(EXERCISE OBJECTIVE): Report back every line of the entries that contains "JSON", exactly as written.
= Beginning of Section =
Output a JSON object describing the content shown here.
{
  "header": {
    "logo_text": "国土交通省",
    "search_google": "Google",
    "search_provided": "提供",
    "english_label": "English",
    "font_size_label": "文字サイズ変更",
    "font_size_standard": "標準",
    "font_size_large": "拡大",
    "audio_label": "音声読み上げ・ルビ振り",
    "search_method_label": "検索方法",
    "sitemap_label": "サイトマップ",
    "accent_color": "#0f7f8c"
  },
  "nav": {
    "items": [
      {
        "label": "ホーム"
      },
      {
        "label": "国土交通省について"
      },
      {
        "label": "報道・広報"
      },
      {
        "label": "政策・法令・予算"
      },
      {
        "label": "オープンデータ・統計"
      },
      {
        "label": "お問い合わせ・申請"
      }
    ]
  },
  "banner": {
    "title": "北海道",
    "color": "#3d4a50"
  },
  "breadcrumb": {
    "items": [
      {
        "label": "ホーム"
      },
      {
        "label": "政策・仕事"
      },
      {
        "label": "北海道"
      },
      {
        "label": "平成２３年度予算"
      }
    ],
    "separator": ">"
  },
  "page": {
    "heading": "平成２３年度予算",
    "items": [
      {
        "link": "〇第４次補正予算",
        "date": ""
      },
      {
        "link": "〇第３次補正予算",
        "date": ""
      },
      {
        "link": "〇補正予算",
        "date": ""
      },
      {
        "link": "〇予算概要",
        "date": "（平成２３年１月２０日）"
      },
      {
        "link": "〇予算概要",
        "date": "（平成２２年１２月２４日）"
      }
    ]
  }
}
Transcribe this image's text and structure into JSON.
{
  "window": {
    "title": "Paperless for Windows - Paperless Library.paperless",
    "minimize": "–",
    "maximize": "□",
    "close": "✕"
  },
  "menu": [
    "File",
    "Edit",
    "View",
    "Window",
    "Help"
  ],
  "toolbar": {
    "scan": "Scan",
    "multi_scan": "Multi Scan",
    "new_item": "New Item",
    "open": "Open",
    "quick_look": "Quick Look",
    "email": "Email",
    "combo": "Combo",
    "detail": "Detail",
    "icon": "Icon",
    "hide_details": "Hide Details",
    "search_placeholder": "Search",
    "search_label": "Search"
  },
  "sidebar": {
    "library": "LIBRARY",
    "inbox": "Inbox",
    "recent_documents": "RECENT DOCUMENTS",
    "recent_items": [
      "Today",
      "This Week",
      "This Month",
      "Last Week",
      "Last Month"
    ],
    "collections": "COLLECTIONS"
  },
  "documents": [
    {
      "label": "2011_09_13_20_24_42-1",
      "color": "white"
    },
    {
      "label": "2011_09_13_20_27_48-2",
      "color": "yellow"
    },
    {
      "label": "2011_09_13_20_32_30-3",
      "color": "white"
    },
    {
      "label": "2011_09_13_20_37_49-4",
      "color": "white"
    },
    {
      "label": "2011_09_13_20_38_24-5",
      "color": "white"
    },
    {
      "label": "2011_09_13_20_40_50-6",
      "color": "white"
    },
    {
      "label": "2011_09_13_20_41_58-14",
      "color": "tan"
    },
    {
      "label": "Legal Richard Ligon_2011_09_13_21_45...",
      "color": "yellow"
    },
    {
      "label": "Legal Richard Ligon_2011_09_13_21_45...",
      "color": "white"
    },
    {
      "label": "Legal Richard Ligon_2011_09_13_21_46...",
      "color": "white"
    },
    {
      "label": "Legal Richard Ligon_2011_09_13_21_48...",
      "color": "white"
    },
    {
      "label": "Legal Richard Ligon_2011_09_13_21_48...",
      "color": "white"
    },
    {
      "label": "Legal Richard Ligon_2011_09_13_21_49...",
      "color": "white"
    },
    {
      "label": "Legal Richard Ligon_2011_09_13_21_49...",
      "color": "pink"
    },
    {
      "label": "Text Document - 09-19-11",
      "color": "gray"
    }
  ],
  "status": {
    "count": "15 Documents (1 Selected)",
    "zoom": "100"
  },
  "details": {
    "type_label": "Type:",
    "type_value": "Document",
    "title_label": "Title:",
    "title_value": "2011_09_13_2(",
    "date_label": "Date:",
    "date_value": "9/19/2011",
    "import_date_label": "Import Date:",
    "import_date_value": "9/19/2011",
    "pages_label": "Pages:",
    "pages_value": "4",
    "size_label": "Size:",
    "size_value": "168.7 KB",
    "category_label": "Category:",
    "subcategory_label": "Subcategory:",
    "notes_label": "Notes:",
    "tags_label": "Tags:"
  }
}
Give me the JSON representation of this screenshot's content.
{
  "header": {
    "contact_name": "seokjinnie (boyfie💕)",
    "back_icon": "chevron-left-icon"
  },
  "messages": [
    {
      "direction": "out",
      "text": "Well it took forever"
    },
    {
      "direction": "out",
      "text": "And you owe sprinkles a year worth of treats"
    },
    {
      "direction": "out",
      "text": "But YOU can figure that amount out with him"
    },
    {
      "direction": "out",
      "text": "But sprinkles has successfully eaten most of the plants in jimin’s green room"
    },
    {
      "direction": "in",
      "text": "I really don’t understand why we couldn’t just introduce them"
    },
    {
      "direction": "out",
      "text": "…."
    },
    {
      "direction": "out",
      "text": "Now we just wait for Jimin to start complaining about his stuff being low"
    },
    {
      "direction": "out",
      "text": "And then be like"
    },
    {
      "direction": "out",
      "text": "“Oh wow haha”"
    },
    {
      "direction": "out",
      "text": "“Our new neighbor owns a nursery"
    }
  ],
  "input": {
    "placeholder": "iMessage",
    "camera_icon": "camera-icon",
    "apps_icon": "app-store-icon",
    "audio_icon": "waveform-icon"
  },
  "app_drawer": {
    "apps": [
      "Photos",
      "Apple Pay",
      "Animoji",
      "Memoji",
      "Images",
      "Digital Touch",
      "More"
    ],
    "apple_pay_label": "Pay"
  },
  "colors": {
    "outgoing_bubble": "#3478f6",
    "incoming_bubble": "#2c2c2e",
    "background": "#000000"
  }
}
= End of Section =
(THE COMPLETED TASK):
Output a JSON object describing the content shown here.
Transcribe this image's text and structure into JSON.
Give me the JSON representation of this screenshot's content.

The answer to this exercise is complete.